WASHINGTON (NNS) -- The Submarine Rescue Diving and Recompression System's (SRDRS) Rescue Capable System (RCS) replaced the Deep Submergence Rescue Vehicle Mystic (DSRV-1) as the U.S. Navy's deep-submergence submarine rescue asset on Sept. 30. Mystic and the DSRV program began deactivation on Oct. 1.

SRDRS is a rapidly deployable rescue asset that can be delivered by air or ground, installed on pre-screened military or commercial vessels of opportunity (VOO) via a ship interface template, and mated to a distressed submarine within a 72-hour time to first rescue period.

Mystic is a small rescue submarine capable of deploying via air or ground to a port where it is mated to a specially-configured submarine which serves as the host platform for the voyage to the disabled submarine.

"Mystic has served the United States and the international submarine community admirably for the last 31 years," said Steve Schulze, executive director, Undersea Warfare, Naval Sea Systems Command.

"Mystic brought new capabilities to the fleet when she entered service in 1977; now SRDRS builds upon those innovations, delivering even greater capabilities to the international submarine community."

SRDRS is a three-phased acquisition program that will deliver advanced submarine rescue and treatment assets to the fleet.
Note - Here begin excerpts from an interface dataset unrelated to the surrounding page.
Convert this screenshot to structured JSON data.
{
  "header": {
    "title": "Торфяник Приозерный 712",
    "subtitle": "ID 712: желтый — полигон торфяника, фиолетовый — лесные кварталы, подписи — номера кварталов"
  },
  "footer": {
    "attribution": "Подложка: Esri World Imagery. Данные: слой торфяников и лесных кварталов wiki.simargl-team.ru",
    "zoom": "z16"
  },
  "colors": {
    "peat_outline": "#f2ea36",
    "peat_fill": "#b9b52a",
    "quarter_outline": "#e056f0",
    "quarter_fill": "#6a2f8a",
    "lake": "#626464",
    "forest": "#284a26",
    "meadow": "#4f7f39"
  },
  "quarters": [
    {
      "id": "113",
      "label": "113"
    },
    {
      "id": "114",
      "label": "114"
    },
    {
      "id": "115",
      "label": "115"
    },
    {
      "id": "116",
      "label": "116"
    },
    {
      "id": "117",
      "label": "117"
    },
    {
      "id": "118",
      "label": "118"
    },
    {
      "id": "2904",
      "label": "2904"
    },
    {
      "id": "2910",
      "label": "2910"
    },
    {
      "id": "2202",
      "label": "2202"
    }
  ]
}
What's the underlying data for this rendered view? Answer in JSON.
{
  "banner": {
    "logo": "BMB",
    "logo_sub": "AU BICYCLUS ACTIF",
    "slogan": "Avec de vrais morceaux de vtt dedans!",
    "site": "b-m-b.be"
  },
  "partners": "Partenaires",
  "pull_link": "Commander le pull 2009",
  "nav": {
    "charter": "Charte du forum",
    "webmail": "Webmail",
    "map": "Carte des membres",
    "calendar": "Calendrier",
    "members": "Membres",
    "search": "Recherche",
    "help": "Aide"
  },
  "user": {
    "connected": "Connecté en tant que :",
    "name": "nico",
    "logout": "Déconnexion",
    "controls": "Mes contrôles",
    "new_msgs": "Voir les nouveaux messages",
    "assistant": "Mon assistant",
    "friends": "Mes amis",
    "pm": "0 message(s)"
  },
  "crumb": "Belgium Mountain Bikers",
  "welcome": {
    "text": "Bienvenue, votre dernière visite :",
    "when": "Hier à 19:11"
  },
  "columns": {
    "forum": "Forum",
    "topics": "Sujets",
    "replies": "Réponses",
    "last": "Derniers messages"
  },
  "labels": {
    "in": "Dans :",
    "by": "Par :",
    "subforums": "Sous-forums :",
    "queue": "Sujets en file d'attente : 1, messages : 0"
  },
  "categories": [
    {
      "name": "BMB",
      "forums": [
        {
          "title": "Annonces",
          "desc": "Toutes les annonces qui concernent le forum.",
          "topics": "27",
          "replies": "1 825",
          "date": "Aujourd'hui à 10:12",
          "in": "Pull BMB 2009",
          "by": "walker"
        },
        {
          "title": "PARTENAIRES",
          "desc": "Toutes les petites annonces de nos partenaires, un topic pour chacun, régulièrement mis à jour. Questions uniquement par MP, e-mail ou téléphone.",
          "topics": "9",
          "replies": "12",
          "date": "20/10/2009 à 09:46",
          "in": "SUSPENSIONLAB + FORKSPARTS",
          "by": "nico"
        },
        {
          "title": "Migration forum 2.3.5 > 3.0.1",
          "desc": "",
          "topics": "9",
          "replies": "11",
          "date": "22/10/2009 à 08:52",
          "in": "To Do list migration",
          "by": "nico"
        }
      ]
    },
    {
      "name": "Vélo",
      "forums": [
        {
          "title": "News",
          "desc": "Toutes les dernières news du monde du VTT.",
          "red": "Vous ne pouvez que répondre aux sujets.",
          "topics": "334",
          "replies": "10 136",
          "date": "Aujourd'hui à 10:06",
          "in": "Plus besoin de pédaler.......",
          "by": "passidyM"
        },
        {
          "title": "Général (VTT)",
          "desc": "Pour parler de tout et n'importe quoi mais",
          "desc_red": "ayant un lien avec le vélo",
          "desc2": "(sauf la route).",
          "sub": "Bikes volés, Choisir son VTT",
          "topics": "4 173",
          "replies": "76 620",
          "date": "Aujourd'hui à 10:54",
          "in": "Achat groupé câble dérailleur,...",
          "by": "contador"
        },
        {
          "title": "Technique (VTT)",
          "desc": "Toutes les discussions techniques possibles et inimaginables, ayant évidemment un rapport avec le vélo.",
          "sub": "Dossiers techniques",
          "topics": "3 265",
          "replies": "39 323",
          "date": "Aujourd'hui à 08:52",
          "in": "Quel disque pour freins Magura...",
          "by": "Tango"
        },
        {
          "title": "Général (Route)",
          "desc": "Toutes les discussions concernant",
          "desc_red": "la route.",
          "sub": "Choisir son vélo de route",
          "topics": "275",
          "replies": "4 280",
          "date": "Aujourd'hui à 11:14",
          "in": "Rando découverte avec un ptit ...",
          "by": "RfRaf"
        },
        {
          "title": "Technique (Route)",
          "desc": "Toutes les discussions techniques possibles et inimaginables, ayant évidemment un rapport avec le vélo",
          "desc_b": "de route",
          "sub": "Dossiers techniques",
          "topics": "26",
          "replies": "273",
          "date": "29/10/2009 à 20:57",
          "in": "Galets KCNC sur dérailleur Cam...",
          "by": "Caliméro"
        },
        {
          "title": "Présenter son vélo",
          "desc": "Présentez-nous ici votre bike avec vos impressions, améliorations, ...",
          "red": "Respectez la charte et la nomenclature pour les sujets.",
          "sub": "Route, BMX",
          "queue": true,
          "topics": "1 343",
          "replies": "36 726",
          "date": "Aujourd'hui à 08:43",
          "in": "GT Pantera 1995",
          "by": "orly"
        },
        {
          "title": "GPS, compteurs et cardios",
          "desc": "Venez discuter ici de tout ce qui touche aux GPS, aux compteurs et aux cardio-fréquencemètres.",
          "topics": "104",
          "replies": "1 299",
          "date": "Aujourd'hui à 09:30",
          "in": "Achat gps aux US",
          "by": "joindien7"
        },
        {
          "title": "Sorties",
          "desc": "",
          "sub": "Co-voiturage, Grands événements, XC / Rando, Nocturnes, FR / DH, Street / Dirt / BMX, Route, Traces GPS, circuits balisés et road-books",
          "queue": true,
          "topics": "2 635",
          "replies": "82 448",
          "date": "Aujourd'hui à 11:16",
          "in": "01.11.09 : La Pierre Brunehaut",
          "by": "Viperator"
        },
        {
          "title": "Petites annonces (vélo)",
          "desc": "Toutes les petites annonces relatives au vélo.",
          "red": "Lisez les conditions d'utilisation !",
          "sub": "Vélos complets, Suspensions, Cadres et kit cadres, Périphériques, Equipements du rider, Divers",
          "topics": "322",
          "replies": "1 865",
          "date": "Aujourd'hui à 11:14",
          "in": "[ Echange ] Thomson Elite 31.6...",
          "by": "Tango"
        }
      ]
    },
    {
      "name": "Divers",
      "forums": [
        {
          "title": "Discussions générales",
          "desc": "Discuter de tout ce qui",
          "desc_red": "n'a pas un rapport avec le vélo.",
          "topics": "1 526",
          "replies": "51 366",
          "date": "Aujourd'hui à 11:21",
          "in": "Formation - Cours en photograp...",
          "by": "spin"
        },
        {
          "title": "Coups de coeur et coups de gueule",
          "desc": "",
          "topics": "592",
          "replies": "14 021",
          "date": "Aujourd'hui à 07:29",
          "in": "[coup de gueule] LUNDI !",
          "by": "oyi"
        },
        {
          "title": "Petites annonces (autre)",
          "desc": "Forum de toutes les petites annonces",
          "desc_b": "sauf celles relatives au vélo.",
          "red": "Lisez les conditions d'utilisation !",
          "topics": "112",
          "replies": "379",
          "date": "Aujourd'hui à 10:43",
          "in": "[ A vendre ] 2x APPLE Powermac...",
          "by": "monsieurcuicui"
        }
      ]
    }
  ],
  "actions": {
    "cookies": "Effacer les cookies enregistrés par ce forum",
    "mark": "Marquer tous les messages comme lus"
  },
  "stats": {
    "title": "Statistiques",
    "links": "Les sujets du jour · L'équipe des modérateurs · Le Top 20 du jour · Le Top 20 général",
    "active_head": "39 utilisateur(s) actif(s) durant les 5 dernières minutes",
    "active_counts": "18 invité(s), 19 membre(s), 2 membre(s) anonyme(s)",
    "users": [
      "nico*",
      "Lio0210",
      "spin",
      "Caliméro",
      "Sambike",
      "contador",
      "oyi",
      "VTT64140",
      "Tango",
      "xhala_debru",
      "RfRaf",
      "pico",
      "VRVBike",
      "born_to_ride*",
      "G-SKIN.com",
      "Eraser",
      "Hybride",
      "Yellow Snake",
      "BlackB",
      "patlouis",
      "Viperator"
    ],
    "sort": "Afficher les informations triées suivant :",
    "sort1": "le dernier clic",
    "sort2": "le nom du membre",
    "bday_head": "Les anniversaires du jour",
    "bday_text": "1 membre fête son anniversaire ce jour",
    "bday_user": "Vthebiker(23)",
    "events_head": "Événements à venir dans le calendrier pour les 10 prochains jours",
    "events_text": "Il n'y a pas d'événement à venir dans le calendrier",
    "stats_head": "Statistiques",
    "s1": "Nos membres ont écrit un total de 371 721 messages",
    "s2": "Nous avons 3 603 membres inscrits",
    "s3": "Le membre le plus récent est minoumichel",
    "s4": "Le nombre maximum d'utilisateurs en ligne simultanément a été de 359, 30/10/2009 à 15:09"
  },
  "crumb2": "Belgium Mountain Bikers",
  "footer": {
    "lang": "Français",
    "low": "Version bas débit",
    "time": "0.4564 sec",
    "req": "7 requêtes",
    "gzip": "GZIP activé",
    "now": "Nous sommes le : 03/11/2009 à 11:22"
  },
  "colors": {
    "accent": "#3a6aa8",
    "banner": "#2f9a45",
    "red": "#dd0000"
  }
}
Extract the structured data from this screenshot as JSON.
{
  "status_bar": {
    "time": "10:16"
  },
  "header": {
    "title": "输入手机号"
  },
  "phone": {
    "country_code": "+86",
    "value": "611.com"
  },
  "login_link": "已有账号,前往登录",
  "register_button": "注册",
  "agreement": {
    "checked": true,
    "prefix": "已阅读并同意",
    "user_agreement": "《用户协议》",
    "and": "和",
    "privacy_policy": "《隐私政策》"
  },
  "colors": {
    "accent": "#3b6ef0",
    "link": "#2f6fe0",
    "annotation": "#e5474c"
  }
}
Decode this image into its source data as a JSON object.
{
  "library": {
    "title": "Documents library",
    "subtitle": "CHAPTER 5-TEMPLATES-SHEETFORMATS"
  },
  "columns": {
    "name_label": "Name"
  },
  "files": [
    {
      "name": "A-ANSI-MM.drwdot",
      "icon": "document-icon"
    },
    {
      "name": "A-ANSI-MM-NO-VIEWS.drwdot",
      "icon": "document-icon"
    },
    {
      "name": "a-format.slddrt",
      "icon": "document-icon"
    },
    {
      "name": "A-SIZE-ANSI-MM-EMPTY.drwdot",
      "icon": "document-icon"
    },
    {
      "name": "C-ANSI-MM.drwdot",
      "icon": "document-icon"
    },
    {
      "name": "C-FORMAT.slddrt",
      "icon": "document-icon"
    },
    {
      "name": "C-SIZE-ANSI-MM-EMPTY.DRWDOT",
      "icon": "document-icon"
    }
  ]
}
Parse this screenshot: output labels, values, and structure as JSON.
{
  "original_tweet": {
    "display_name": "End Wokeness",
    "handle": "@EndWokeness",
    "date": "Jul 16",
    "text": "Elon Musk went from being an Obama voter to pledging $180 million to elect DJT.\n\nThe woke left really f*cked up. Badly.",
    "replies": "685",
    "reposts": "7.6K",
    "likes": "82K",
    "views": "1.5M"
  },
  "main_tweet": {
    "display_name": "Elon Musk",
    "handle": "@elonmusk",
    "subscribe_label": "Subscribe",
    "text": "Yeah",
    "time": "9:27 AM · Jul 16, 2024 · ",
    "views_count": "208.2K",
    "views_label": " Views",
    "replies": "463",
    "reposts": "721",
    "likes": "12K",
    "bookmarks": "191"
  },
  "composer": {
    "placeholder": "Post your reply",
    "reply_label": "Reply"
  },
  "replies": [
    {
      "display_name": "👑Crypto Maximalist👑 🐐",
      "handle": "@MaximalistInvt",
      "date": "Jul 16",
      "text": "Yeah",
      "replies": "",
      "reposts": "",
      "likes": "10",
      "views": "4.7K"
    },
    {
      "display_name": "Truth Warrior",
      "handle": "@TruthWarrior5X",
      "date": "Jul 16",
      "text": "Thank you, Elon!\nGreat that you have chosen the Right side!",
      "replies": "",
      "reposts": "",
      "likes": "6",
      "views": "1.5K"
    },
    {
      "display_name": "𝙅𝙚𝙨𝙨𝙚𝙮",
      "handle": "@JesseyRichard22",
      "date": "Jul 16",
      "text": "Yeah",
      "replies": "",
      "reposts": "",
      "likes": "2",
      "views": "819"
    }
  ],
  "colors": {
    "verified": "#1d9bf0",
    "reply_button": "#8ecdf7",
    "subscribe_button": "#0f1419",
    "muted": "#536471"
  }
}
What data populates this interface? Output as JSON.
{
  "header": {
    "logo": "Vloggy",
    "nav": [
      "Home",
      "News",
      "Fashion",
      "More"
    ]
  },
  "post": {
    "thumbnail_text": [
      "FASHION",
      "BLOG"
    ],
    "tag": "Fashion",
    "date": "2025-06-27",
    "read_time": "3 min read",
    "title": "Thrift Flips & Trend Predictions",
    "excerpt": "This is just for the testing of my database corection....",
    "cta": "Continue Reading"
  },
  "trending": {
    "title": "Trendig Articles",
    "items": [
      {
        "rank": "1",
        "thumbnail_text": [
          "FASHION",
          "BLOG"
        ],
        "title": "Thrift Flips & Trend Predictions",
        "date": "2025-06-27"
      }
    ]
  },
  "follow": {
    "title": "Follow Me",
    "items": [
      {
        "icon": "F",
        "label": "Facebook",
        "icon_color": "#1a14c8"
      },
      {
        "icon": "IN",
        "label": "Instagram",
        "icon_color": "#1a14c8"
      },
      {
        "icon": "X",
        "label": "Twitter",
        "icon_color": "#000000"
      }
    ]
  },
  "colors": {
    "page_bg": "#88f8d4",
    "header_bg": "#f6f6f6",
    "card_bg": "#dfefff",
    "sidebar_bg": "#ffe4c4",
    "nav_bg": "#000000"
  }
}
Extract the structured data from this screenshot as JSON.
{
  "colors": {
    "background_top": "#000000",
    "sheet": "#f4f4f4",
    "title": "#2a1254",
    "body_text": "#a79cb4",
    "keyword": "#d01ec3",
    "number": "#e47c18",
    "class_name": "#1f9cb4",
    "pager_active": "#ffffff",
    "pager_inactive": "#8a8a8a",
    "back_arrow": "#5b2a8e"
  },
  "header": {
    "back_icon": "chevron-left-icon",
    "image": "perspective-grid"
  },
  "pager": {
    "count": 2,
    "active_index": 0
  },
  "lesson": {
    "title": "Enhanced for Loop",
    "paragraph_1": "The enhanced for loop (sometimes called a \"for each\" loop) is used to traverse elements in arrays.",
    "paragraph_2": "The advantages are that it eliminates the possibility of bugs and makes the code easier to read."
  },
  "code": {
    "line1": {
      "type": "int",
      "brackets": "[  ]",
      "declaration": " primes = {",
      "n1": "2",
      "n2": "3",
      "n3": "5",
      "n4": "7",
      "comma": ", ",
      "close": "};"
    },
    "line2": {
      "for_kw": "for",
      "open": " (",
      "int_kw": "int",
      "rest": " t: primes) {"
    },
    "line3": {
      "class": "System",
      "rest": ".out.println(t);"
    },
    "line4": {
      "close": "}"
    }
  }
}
The first phase of the program was the Atmospheric Dive System 2000 (ADS2000) which was delivered to the Navy in 2006. ADS2000 is a manned, one-atmosphere dive suit capable of inspecting disabled submarines and clearing debris from escape hatches. The RCS constitutes SRDRS' second phase.

SRDRS-RCS consists of Falcon, the tethered, remotely-operated Pressurized Rescue Module (PRM), its launch and recovery system, and its support equipment; all of which are controlled from a VOO.

The final phase of the SRDRS program is the Submarine Decompression System (SDS), scheduled for delivery in late 2012. SDS will allow rescued submariners to remain under pressure during the transfer from the PRM to hyperbaric treatment chambers aboard the VOO.

Unlike Mystic, which could only be transported to the disabled submarine via modified submarines, SRDRS is a "fly-away" system that can quickly and easily be mobilized via large military or civilian transport aircraft and installed aboard a variety of VOOs within hours of notification of a submarine in distress.

Falcon can conduct rescue operations to a depth of 2,000 feet, can mate to a disabled submarine at a list and trim of up to 45 degrees, and can transfer up to 16 personnel at a time. Mystic required its own power source – necessitating a two-hour battery charge between cycles. Because SRDRS-RCS receives its power from a VOO via an umbilical, it can operate around the clock without pause.

"SRDRS has been a tremendously successful program to date," said Rear Adm. William Hilarides, program executive officer for submarines. "We took this platform and exercised it in some difficult conditions on the world stage and it performed up to our very high expectations."

SRDRS underwent a unique test and operational evaluation during the international submarine rescue exercise Bold Monarch in May-June 2008. During Bold Monarch, SRDRS demonstrated its ability to mate and transfer personnel from three participating submarines, one each from Norway, the Netherlands, and Poland. Personnel from the United Kingdom, Australia, Canada, Russia, Pakistan, India, Norway, Italy, Israel, Sweden, Spain, Singapore, the Netherlands, France, and China spent time aboard SRDRS. More recently, SRDRS demonstrated its capabilities during an exercise with the Chilean submarine CS Simpson (SS-21) Sept. 17-18.

"From a testing and certification standpoint, SRDRS has delivered on all of its initial expectations," said Capt. Gary Dunlap, program manager for Advanced Undersea Systems. "This system provides not only the U.S. Navy, but all navies, with a flexible, capable, and – most importantly – rapidly deployable rescue asset."

SRDRS will be based out of San Diego, and operated by the Navy's Deep Submergence Unit.